A project can be defined as a temporary endeavour undertaken to create a result and events are most definitely a project, with a clearly defined start and end point, and an objective.
We all undertake projects all the time, even though we don’t necessarily recognise them as such. Creating a new website, preparing a will, replacing a kitchen, if you start to think about it almost all our activities done for clients are projects.
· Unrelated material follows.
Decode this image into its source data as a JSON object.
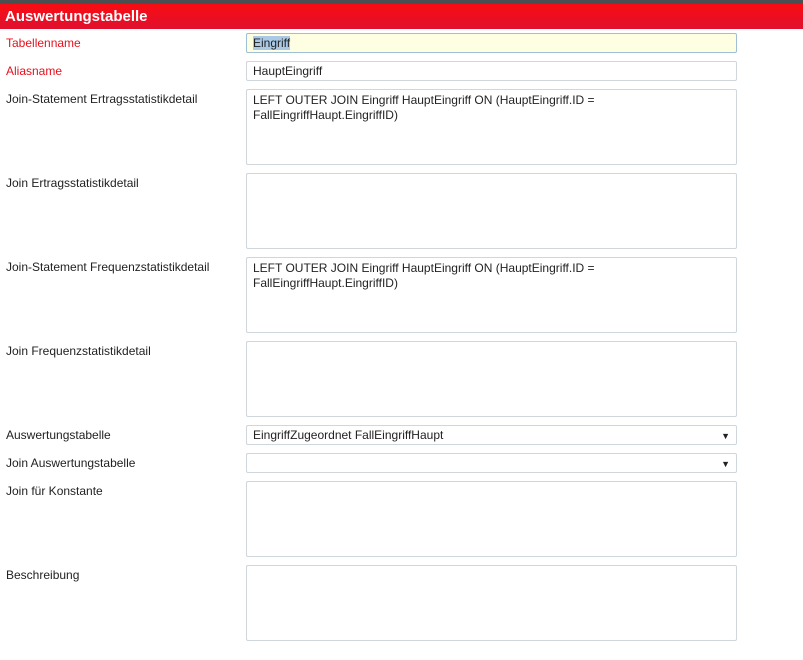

We don’t always need to create a project plan, especially if it is something we do regularly, like preparing someone’s accounts. We don’t necessarily need to think about the details, as we know the steps we need to undertake. However, occasionally we may undertake things which are more complex and in these instances, it is a good idea to use a systematic approach to ensure success. So here are just a few simple ideas that anyone can use, both in business and in our personal lives, to make sure our endeavours run more smoothly.
Understand Your Project Scope
Before you undertake your project, take the time to understand all aspects of it, and to understand how other stakeholders are viewing it as well. What it is the desired outcome? Who are the stakeholders – maybe your client, your family, suppliers, guests, etc – anyone that is going to be impacted by the project? What are the priorities – there is a triangle of time, money and quality, and if one has to give, its best to have identified early on which is the most important and which is the least important. What is the timeline? Who is in charge and whose buy in do you need? Who makes the decisions and who needs to know of the decisions being made?
Get Buy In
Spend the time at the outset to make sure that you have buy in from stakeholders. Share your vision and answer any questions or concerns they have. What do you need to do to get buy in? Or how will it impact the project if you don’t have buy in – are you dependent on it, or can you find work arounds?
Highlight milestones. A milestone is a key deadline, one which if missed will have a detrimental effect on the project longer term. What do you need to do to ensure you hit your milestones, and what happens if you don’t? Do you have a contingency plan?
Communication is the single most important factor. Understanding who needs to know what and making sure that any changes, decisions, responses, etc are communicated to the appropriate people can ensure your project stays on track, doesn’t get delayed or worse, doesn’t meet the objective.
Measuring Success and Learning
If you undertake projects regularly, it is well worth scrutinising how it has gone. Was your project successful? Did it meet the objective? Were there difficulties that could have been avoided? Could the outcome have been better? This is an important step as there is no such thing as the perfect project – there is always room for improvement, and certainly for me, that is always my aim.
If you would like help with planning an event, then get in touch with Wendy at Wendy Marston Events.